For the past fifteen years, the US has pushed its allies – including those organised in the North Atlantic Treaty Organisation (NATO) – to strengthen their military power while increasing its techno-military power and reach by establishing smaller bases across the world and producing new aircraft and ships with greater territorial reach. This military force was then used in a series of provocative actions against those it perceived as threats to its hegemony, with two key countries, China and Russia, facing the sharp edge of the US spear. At the two ends of Eurasia, the US began to provoke Russia through Ukraine and provoke China through Taiwan. The provocations over Ukraine have now resulted in a war that has been ongoing for a year, while the new US bases in the Philippines are part of an escalation against China, using Taiwan as a battleground.
The U.S. Navy’s Diving and Salvage Center has been training highly skilled deep-water divers for decades who, once assigned to American military units worldwide, are capable of technical diving to do the good—using C4 explosives to clear harbors and beaches of debris and unexploded ordinance—as well as the bad, like blowing up foreign oil rigs, fouling intake valves for undersea power plants, destroying locks on crucial shipping canals.
Justin Trudeau’s Liberal government has outsourced billions of dollars’ worth of contracts, including $100 million to McKinsey. Instead of shoveling money into the private sector, the Liberals could make the novel choice of investing in state capacity.
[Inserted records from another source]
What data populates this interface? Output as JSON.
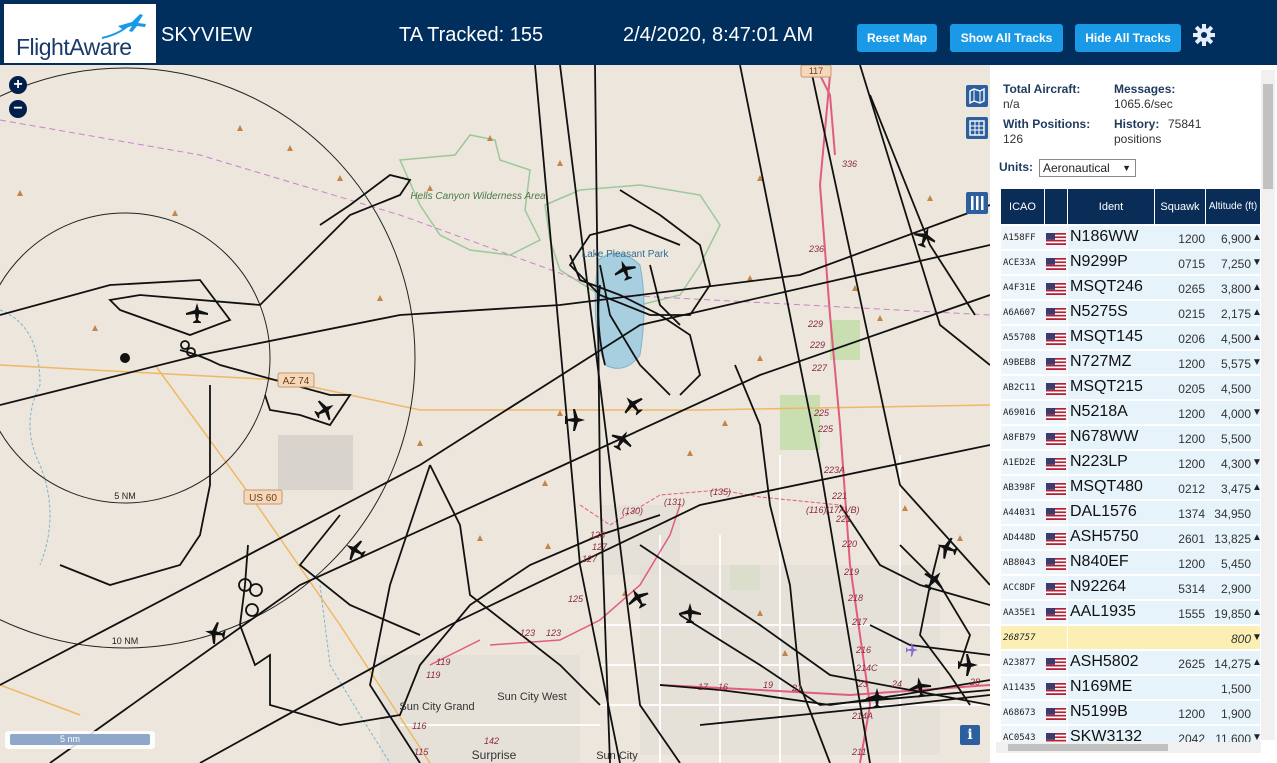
{
  "header": {
    "logo_text": "FlightAware",
    "site_name": "SKYVIEW",
    "ta_tracked": "TA Tracked: 155",
    "datetime": "2/4/2020, 8:47:01 AM",
    "buttons": {
      "reset_map": "Reset Map",
      "show_all": "Show All Tracks",
      "hide_all": "Hide All Tracks"
    },
    "settings_icon": "gear-icon",
    "colors": {
      "header_bg": "#002f5d",
      "button_bg": "#1a9ae6"
    }
  },
  "map": {
    "zoom_in": "+",
    "zoom_out": "−",
    "place_labels": {
      "hells_canyon": "Hells Canyon Wilderness Area",
      "lake_pleasant": "Lake Pleasant Park",
      "sun_city_west": "Sun City West",
      "sun_city_grand": "Sun City Grand",
      "surprise": "Surprise",
      "sun_city": "Sun City"
    },
    "road_labels": {
      "az74": "AZ 74",
      "us60": "US 60",
      "r117": "117",
      "r336": "336",
      "r229a": "229",
      "r229b": "229",
      "r227": "227",
      "r225a": "225",
      "r225b": "225",
      "r223a": "223A",
      "r221a": "221",
      "r221b": "221",
      "r219": "219",
      "r218": "218",
      "r217": "217",
      "r216": "216",
      "r214c": "214C",
      "r214a": "214A",
      "r211": "211",
      "r135": "(135)",
      "r131": "(131)",
      "r130": "(130)",
      "r128": "128",
      "r127a": "127",
      "r127b": "127",
      "r125": "125",
      "r123a": "123",
      "r123b": "123",
      "r119a": "119",
      "r119b": "119",
      "r116": "116",
      "r115": "115",
      "r142": "142",
      "r17": "17",
      "r16": "16",
      "r19": "19",
      "r21": "21",
      "r23": "23",
      "r24": "24",
      "r28": "28",
      "r236": "236",
      "r116b": "(116)",
      "r17avb": "(17AVB)"
    },
    "range_labels": {
      "ring5": "5 NM",
      "ring10": "10 NM"
    },
    "scale_label": "5 nm",
    "side_icons": [
      "map-icon",
      "grid-icon",
      "columns-icon"
    ],
    "info_label": "i"
  },
  "panel": {
    "total_aircraft_label": "Total Aircraft:",
    "total_aircraft_value": "n/a",
    "with_positions_label": "With Positions:",
    "with_positions_value": "126",
    "messages_label": "Messages:",
    "messages_value": "1065.6/sec",
    "history_label": "History:",
    "history_value": "75841",
    "history_unit": "positions",
    "units_label": "Units:",
    "units_value": "Aeronautical",
    "table": {
      "headers": [
        "ICAO",
        "",
        "Ident",
        "Squawk",
        "Altitude (ft)"
      ],
      "rows": [
        {
          "icao": "A158FF",
          "ident": "N186WW",
          "squawk": "1200",
          "alt": "6,900",
          "trend": "▲"
        },
        {
          "icao": "ACE33A",
          "ident": "N9299P",
          "squawk": "0715",
          "alt": "7,250",
          "trend": "▼"
        },
        {
          "icao": "A4F31E",
          "ident": "MSQT246",
          "squawk": "0265",
          "alt": "3,800",
          "trend": "▲"
        },
        {
          "icao": "A6A607",
          "ident": "N5275S",
          "squawk": "0215",
          "alt": "2,175",
          "trend": "▲"
        },
        {
          "icao": "A55708",
          "ident": "MSQT145",
          "squawk": "0206",
          "alt": "4,500",
          "trend": "▲"
        },
        {
          "icao": "A9BEB8",
          "ident": "N727MZ",
          "squawk": "1200",
          "alt": "5,575",
          "trend": "▼"
        },
        {
          "icao": "AB2C11",
          "ident": "MSQT215",
          "squawk": "0205",
          "alt": "4,500",
          "trend": ""
        },
        {
          "icao": "A69016",
          "ident": "N5218A",
          "squawk": "1200",
          "alt": "4,000",
          "trend": "▼"
        },
        {
          "icao": "A8FB79",
          "ident": "N678WW",
          "squawk": "1200",
          "alt": "5,500",
          "trend": ""
        },
        {
          "icao": "A1ED2E",
          "ident": "N223LP",
          "squawk": "1200",
          "alt": "4,300",
          "trend": "▼"
        },
        {
          "icao": "AB398F",
          "ident": "MSQT480",
          "squawk": "0212",
          "alt": "3,475",
          "trend": "▲"
        },
        {
          "icao": "A44031",
          "ident": "DAL1576",
          "squawk": "1374",
          "alt": "34,950",
          "trend": ""
        },
        {
          "icao": "AD448D",
          "ident": "ASH5750",
          "squawk": "2601",
          "alt": "13,825",
          "trend": "▲"
        },
        {
          "icao": "AB8043",
          "ident": "N840EF",
          "squawk": "1200",
          "alt": "5,450",
          "trend": ""
        },
        {
          "icao": "ACC8DF",
          "ident": "N92264",
          "squawk": "5314",
          "alt": "2,900",
          "trend": ""
        },
        {
          "icao": "AA35E1",
          "ident": "AAL1935",
          "squawk": "1555",
          "alt": "19,850",
          "trend": "▲"
        },
        {
          "icao": "268757",
          "ident": "",
          "squawk": "",
          "alt": "800",
          "trend": "▼",
          "highlight": true
        },
        {
          "icao": "A23877",
          "ident": "ASH5802",
          "squawk": "2625",
          "alt": "14,275",
          "trend": "▲"
        },
        {
          "icao": "A11435",
          "ident": "N169ME",
          "squawk": "",
          "alt": "1,500",
          "trend": ""
        },
        {
          "icao": "A68673",
          "ident": "N5199B",
          "squawk": "1200",
          "alt": "1,900",
          "trend": ""
        },
        {
          "icao": "AC0543",
          "ident": "SKW3132",
          "squawk": "2042",
          "alt": "11,600",
          "trend": "▼"
        }
      ]
    }
  }
}
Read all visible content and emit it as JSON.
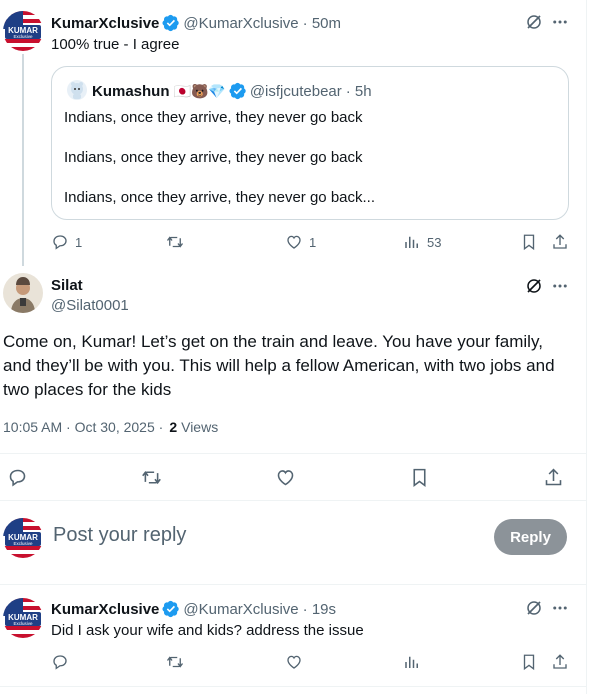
{
  "colors": {
    "verified": "#1d9bf0",
    "muted": "#536471",
    "reply_button_bg": "#8c9399"
  },
  "tweet1": {
    "name": "KumarXclusive",
    "handle": "@KumarXclusive",
    "time": "· 50m",
    "text": "100% true - I agree",
    "avatar_text_top": "KUMAR",
    "avatar_text_bottom": "Exclusive",
    "quote": {
      "name": "Kumashun",
      "emojis": "🇯🇵🐻💎",
      "handle": "@isfjcutebear",
      "time": "· 5h",
      "lines": [
        "Indians, once they arrive, they never go back",
        "Indians, once they arrive, they never go back",
        "Indians, once they arrive, they never go back..."
      ]
    },
    "actions": {
      "replies": "1",
      "likes": "1",
      "views": "53"
    }
  },
  "main_tweet": {
    "name": "Silat",
    "handle": "@Silat0001",
    "text": "Come on, Kumar! Let’s get on the train and leave. You have your family, and they’ll be with you. This will help a fellow American, with two jobs and two places for the kids",
    "timestamp": "10:05 AM · Oct 30, 2025 ·",
    "views_count": "2",
    "views_label": "Views"
  },
  "reply_box": {
    "placeholder": "Post your reply",
    "button": "Reply"
  },
  "tweet3": {
    "name": "KumarXclusive",
    "handle": "@KumarXclusive",
    "time": "· 19s",
    "text": "Did I ask your wife and kids? address the issue"
  },
  "icons": [
    "reply-icon",
    "retweet-icon",
    "like-icon",
    "views-icon",
    "bookmark-icon",
    "share-icon",
    "grok-icon",
    "more-icon",
    "verified-icon"
  ]
}
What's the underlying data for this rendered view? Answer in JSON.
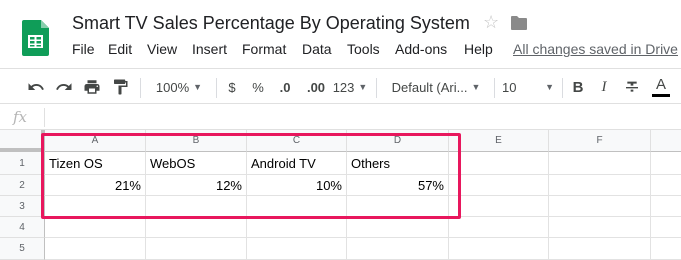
{
  "document": {
    "title": "Smart TV Sales Percentage By Operating System",
    "save_status": "All changes saved in Drive",
    "icons": [
      "sheets-logo",
      "star-icon",
      "folder-icon"
    ]
  },
  "menu": [
    "File",
    "Edit",
    "View",
    "Insert",
    "Format",
    "Data",
    "Tools",
    "Add-ons",
    "Help"
  ],
  "toolbar": {
    "zoom": "100%",
    "currency": "$",
    "percent": "%",
    "decrease_decimal": ".0",
    "increase_decimal": ".00",
    "more_formats": "123",
    "font": "Default (Ari...",
    "font_size": "10",
    "bold": "B",
    "italic": "I",
    "text_color": "A",
    "icons": [
      "undo-icon",
      "redo-icon",
      "print-icon",
      "paint-format-icon",
      "strikethrough-icon"
    ]
  },
  "formula_bar": {
    "label": "fx",
    "value": ""
  },
  "sheet": {
    "columns": [
      "A",
      "B",
      "C",
      "D",
      "E",
      "F"
    ],
    "rows": [
      "1",
      "2",
      "3",
      "4",
      "5"
    ],
    "cells": [
      [
        "Tizen OS",
        "WebOS",
        "Android TV",
        "Others",
        "",
        ""
      ],
      [
        "21%",
        "12%",
        "10%",
        "57%",
        "",
        ""
      ],
      [
        "",
        "",
        "",
        "",
        "",
        ""
      ],
      [
        "",
        "",
        "",
        "",
        "",
        ""
      ],
      [
        "",
        "",
        "",
        "",
        "",
        ""
      ]
    ]
  },
  "colors": {
    "sheets_green": "#0F9D58",
    "highlight_border": "#E8175D",
    "header_background": "#F8F9FA"
  }
}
Ottawa has plowed significant resources and diplomatic energy into advancing Canadian mining interests in the Andean nation. The federal government has supported many individual mining projects and worked to provide the industry with a profitable investment climate. Since the early 2000s Ottawa has channeled tens of millions of dollars into Peru’s Ministry of Energy and Mines and mining related initiatives.